> [Task to carry out]:
Starting with the first line and ending with the last, copy the entries word for word.

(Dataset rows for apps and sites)
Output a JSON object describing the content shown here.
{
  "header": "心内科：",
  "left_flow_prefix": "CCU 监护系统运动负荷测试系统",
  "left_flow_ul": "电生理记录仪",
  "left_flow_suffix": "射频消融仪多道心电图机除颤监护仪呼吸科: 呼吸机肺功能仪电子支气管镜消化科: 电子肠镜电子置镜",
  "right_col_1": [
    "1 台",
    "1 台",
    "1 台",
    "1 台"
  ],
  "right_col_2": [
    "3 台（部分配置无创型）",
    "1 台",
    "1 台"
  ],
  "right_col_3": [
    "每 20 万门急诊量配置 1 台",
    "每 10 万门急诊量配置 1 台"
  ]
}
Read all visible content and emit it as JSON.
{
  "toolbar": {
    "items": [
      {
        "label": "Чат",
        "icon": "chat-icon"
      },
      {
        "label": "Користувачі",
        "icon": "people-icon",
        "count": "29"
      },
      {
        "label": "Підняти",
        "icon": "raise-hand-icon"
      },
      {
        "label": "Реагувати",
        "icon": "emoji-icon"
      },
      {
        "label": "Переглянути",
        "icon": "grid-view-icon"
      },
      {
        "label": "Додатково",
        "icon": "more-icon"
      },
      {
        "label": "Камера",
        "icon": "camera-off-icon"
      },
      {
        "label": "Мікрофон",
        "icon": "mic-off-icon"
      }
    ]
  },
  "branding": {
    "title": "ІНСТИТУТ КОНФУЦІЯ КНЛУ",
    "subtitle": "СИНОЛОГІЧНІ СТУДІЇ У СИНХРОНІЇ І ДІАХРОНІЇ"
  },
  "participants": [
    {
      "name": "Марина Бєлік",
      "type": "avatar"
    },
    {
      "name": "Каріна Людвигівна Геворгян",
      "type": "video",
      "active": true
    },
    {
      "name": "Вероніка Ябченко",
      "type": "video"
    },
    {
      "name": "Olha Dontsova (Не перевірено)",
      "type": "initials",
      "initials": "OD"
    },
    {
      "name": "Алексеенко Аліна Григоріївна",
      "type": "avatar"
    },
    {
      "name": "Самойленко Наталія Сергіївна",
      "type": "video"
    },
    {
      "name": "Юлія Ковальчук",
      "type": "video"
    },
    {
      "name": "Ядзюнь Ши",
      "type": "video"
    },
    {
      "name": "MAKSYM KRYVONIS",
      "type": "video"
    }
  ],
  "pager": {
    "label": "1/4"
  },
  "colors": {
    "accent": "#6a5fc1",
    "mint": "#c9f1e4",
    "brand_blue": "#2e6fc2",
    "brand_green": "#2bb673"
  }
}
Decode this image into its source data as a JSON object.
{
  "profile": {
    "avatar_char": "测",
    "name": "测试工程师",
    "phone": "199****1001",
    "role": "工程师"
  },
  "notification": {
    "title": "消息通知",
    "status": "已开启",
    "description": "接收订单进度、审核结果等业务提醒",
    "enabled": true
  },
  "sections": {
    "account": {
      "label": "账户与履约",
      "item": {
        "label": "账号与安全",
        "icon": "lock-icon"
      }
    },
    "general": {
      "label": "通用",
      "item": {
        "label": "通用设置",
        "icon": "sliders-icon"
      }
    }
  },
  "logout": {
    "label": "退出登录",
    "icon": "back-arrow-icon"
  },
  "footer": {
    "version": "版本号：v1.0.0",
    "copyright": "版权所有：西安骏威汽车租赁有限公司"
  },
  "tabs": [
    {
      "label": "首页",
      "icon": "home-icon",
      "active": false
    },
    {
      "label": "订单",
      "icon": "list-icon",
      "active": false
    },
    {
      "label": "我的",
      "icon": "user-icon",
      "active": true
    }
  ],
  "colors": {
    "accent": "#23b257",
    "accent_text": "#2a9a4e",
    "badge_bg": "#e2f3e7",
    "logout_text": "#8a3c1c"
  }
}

> [Completed exercise]:
Output a JSON object describing the content shown here.
{
  "header": "心内科：",
  "left_flow_prefix": "CCU 监护系统运动负荷测试系统",
  "left_flow_ul": "电生理记录仪",
  "left_flow_suffix": "射频消融仪多道心电图机除颤监护仪呼吸科: 呼吸机肺功能仪电子支气管镜消化科: 电子肠镜电子置镜",
  "right_col_1": [
    "1 台",
    "1 台",
    "1 台",
    "1 台"
  ],
  "right_col_2": [
    "3 台（部分配置无创型）",
    "1 台",
    "1 台"
  ],
  "right_col_3": [
    "每 20 万门急诊量配置 1 台",
    "每 10 万门急诊量配置 1 台"
  ]
}
Read all visible content and emit it as JSON.
{
  "toolbar": {
    "items": [
      {
        "label": "Чат",
        "icon": "chat-icon"
      },
      {
        "label": "Користувачі",
        "icon": "people-icon",
        "count": "29"
      },
      {
        "label": "Підняти",
        "icon": "raise-hand-icon"
      },
      {
        "label": "Реагувати",
        "icon": "emoji-icon"
      },
      {
        "label": "Переглянути",
        "icon": "grid-view-icon"
      },
      {
        "label": "Додатково",
        "icon": "more-icon"
      },
      {
        "label": "Камера",
        "icon": "camera-off-icon"
      },
      {
        "label": "Мікрофон",
        "icon": "mic-off-icon"
      }
    ]
  },
  "branding": {
    "title": "ІНСТИТУТ КОНФУЦІЯ КНЛУ",
    "subtitle": "СИНОЛОГІЧНІ СТУДІЇ У СИНХРОНІЇ І ДІАХРОНІЇ"
  },
  "participants": [
    {
      "name": "Марина Бєлік",
      "type": "avatar"
    },
    {
      "name": "Каріна Людвигівна Геворгян",
      "type": "video",
      "active": true
    },
    {
      "name": "Вероніка Ябченко",
      "type": "video"
    },
    {
      "name": "Olha Dontsova (Не перевірено)",
      "type": "initials",
      "initials": "OD"
    },
    {
      "name": "Алексеенко Аліна Григоріївна",
      "type": "avatar"
    },
    {
      "name": "Самойленко Наталія Сергіївна",
      "type": "video"
    },
    {
      "name": "Юлія Ковальчук",
      "type": "video"
    },
    {
      "name": "Ядзюнь Ши",
      "type": "video"
    },
    {
      "name": "MAKSYM KRYVONIS",
      "type": "video"
    }
  ],
  "pager": {
    "label": "1/4"
  },
  "colors": {
    "accent": "#6a5fc1",
    "mint": "#c9f1e4",
    "brand_blue": "#2e6fc2",
    "brand_green": "#2bb673"
  }
}
Decode this image into its source data as a JSON object.
{
  "profile": {
    "avatar_char": "测",
    "name": "测试工程师",
    "phone": "199****1001",
    "role": "工程师"
  },
  "notification": {
    "title": "消息通知",
    "status": "已开启",
    "description": "接收订单进度、审核结果等业务提醒",
    "enabled": true
  },
  "sections": {
    "account": {
      "label": "账户与履约",
      "item": {
        "label": "账号与安全",
        "icon": "lock-icon"
      }
    },
    "general": {
      "label": "通用",
      "item": {
        "label": "通用设置",
        "icon": "sliders-icon"
      }
    }
  },
  "logout": {
    "label": "退出登录",
    "icon": "back-arrow-icon"
  },
  "footer": {
    "version": "版本号：v1.0.0",
    "copyright": "版权所有：西安骏威汽车租赁有限公司"
  },
  "tabs": [
    {
      "label": "首页",
      "icon": "home-icon",
      "active": false
    },
    {
      "label": "订单",
      "icon": "list-icon",
      "active": false
    },
    {
      "label": "我的",
      "icon": "user-icon",
      "active": true
    }
  ],
  "colors": {
    "accent": "#23b257",
    "accent_text": "#2a9a4e",
    "badge_bg": "#e2f3e7",
    "logout_text": "#8a3c1c"
  }
}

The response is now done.